# YOUR ASSIGNMENT
Below are the entries; return every line among them that holds the word "rosés".

# GIVEN RECORDS
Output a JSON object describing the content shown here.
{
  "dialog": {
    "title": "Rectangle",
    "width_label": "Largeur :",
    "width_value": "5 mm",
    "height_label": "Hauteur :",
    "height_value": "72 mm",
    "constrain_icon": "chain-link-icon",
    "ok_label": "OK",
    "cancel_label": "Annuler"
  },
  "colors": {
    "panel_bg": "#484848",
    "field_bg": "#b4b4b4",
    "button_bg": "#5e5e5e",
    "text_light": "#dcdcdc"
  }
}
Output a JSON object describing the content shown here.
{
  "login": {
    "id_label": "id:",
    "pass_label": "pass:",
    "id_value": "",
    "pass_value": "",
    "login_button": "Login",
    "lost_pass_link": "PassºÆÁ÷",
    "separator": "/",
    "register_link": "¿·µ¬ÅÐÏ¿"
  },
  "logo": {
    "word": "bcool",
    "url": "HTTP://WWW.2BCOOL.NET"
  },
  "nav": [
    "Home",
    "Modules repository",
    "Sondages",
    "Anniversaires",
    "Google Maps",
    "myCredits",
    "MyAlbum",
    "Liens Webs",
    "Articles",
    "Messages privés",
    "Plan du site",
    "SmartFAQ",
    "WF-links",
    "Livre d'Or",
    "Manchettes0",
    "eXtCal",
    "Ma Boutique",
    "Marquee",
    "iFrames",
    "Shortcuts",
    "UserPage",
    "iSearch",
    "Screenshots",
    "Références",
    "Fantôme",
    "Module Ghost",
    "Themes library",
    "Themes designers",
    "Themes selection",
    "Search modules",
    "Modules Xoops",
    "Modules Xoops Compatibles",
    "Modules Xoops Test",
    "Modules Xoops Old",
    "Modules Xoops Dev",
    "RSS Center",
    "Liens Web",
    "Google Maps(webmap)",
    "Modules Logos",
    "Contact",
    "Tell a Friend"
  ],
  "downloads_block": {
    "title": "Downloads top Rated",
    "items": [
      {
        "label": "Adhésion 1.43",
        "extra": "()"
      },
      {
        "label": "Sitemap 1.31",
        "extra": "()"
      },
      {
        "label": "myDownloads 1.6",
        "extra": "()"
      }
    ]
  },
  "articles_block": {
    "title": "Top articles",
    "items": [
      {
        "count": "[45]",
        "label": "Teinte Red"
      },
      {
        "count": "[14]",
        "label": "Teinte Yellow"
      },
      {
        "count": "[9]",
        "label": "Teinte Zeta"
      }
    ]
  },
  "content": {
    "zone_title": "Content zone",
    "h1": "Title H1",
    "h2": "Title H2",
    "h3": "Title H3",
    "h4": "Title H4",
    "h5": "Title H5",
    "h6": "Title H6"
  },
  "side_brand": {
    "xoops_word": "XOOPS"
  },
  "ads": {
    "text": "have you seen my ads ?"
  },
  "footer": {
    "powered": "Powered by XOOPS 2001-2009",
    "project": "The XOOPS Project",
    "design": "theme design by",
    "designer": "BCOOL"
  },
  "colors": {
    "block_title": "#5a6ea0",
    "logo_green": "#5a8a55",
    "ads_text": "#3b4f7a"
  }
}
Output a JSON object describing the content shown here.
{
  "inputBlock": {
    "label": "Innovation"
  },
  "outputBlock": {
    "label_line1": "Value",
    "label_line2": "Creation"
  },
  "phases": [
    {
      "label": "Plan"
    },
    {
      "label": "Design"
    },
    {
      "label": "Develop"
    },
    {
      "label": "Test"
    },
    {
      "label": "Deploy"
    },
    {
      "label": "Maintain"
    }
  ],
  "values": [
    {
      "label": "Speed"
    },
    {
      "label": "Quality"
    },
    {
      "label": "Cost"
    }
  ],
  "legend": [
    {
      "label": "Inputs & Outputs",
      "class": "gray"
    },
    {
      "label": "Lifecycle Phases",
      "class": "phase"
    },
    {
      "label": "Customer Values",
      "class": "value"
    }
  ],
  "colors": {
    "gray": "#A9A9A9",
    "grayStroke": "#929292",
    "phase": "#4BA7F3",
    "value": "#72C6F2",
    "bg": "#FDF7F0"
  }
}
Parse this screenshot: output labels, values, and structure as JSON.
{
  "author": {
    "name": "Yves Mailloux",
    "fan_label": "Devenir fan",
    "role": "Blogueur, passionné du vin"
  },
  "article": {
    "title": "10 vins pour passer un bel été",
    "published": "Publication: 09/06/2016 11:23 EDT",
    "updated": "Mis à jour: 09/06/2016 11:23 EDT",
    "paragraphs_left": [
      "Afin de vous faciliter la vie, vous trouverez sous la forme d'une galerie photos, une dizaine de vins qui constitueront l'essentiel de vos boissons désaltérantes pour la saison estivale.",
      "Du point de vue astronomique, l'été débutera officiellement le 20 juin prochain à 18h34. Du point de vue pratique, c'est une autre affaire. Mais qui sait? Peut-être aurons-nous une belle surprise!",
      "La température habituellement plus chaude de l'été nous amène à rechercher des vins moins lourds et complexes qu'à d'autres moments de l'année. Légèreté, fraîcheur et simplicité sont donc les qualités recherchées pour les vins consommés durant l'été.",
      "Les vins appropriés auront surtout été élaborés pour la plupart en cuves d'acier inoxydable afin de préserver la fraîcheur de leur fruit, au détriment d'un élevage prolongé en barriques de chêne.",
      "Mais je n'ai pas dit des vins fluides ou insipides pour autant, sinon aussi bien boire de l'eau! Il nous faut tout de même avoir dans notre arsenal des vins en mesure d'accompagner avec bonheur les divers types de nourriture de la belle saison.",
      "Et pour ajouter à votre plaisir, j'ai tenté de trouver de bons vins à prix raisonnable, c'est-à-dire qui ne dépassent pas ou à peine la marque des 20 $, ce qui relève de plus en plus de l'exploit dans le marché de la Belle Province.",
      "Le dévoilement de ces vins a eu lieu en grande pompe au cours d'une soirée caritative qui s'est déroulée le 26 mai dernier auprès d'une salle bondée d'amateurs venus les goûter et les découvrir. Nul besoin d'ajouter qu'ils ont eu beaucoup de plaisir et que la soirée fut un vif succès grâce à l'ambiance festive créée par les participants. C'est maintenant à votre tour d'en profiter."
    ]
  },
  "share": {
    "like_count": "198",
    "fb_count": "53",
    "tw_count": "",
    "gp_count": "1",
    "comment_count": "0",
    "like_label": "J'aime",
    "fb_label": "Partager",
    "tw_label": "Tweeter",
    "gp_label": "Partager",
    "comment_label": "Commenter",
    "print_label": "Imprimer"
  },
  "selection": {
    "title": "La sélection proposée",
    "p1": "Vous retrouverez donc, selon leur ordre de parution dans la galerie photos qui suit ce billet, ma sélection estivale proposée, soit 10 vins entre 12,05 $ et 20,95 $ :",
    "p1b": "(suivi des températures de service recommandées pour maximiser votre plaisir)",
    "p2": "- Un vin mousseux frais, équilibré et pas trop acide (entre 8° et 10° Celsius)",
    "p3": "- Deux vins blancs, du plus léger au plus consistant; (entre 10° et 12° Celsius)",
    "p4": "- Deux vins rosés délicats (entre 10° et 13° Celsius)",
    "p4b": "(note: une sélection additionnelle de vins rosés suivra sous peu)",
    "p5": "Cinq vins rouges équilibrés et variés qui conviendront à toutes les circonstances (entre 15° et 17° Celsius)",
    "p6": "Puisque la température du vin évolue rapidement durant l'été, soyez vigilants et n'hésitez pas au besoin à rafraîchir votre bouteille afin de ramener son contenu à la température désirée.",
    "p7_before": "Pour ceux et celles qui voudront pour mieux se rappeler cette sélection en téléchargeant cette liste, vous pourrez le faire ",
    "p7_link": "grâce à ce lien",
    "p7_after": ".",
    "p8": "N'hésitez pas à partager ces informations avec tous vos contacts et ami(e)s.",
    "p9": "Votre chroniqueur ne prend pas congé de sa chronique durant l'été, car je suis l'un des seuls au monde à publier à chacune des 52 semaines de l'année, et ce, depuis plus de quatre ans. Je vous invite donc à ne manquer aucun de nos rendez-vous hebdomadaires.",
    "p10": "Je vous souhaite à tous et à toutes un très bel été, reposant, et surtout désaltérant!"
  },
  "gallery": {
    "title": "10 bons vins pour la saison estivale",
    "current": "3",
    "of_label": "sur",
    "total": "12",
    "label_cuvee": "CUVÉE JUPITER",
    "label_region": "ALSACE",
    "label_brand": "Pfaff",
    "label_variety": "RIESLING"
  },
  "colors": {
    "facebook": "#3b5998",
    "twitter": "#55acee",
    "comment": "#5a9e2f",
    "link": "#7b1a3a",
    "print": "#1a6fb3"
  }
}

# ANSWER FOR THIS EXERCISE
    "p4": "- Deux vins rosés délicats (entre 10° et 13° Celsius)",
    "p4b": "(note: une sélection additionnelle de vins rosés suivra sous peu)",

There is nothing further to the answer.